  1. Aimee Barnes says:

    January 4th, 2009 at 10:00 am

    You’re right on the mark here. China has yet to adopt the habits of the American consumer and if they did, increasing problems in terms of environmental pollution, corruption and counterfeiting would certainly occur. The backbone of China’s financial culture has historically been one of saving and there is no recognizable need among the majority to have an outfit for every day of the week, a million gadgets that are used once and tossed aside, etc. They are lucky that most people do not hold credit cards there (about 1 in 20 last I checked)- imagine what a credit crisis that could be! Thankfully, individuals within the country still seem to possess some level of fiscal responsibility…I think China will be o.k., but they’re definitely not going to be the life raft for the rest of the world.

  2. Alwin says:

    January 7th, 2009 at 1:12 am

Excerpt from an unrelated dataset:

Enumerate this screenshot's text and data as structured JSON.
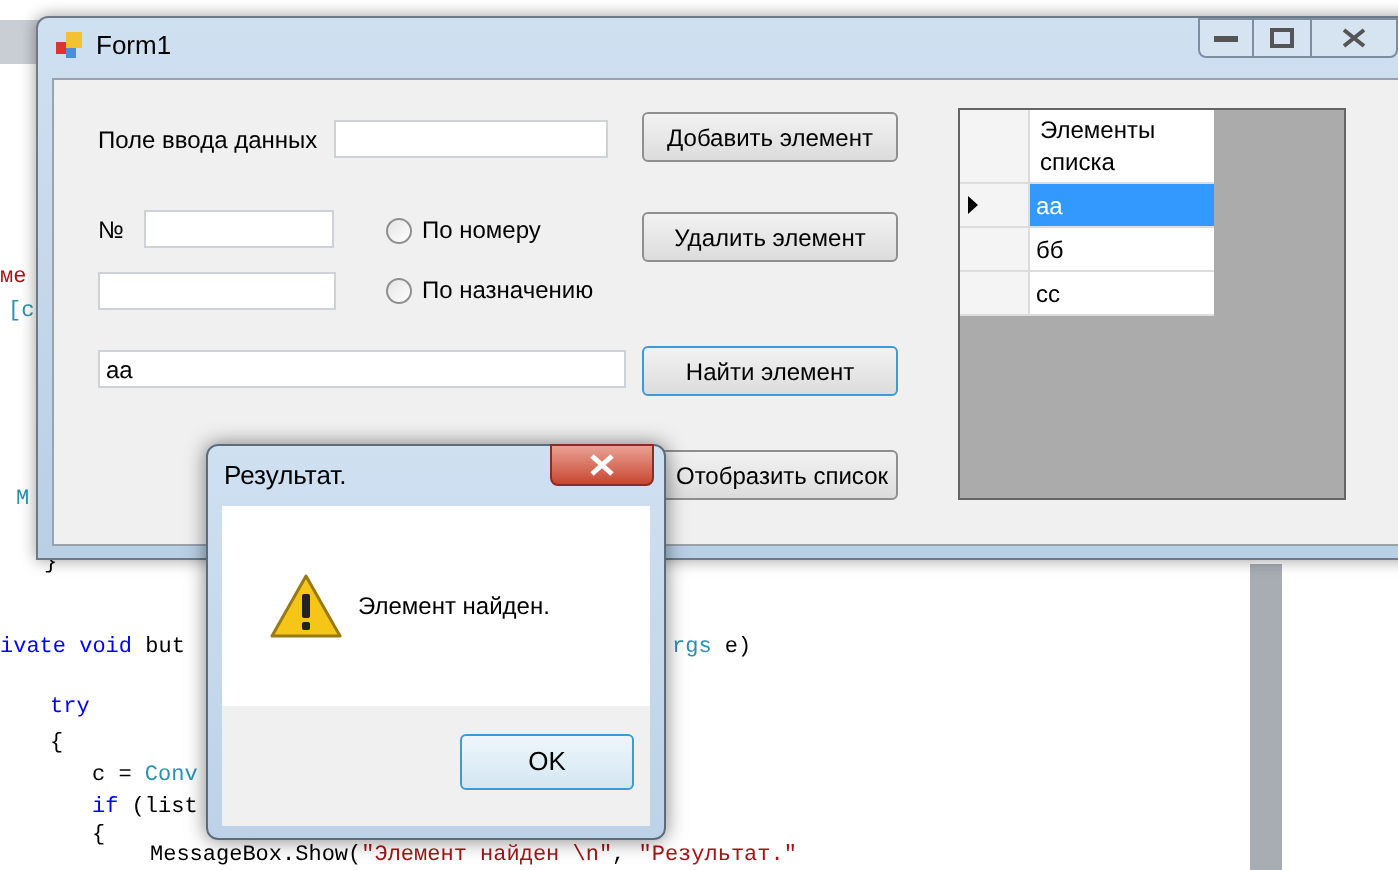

    For China I think it’s more about saving the domestic economy rather than the world one. Measures to stimulate domestic consumption will of course have flow-on effect for imports (e.g. looser monetary policy), however a lot of the direct stimulus package is domestic sectors like roads, airports, railway infrastructure, housing, etc. Agree with Friedman too, although some would argue consuming less isn’t exactly what we need either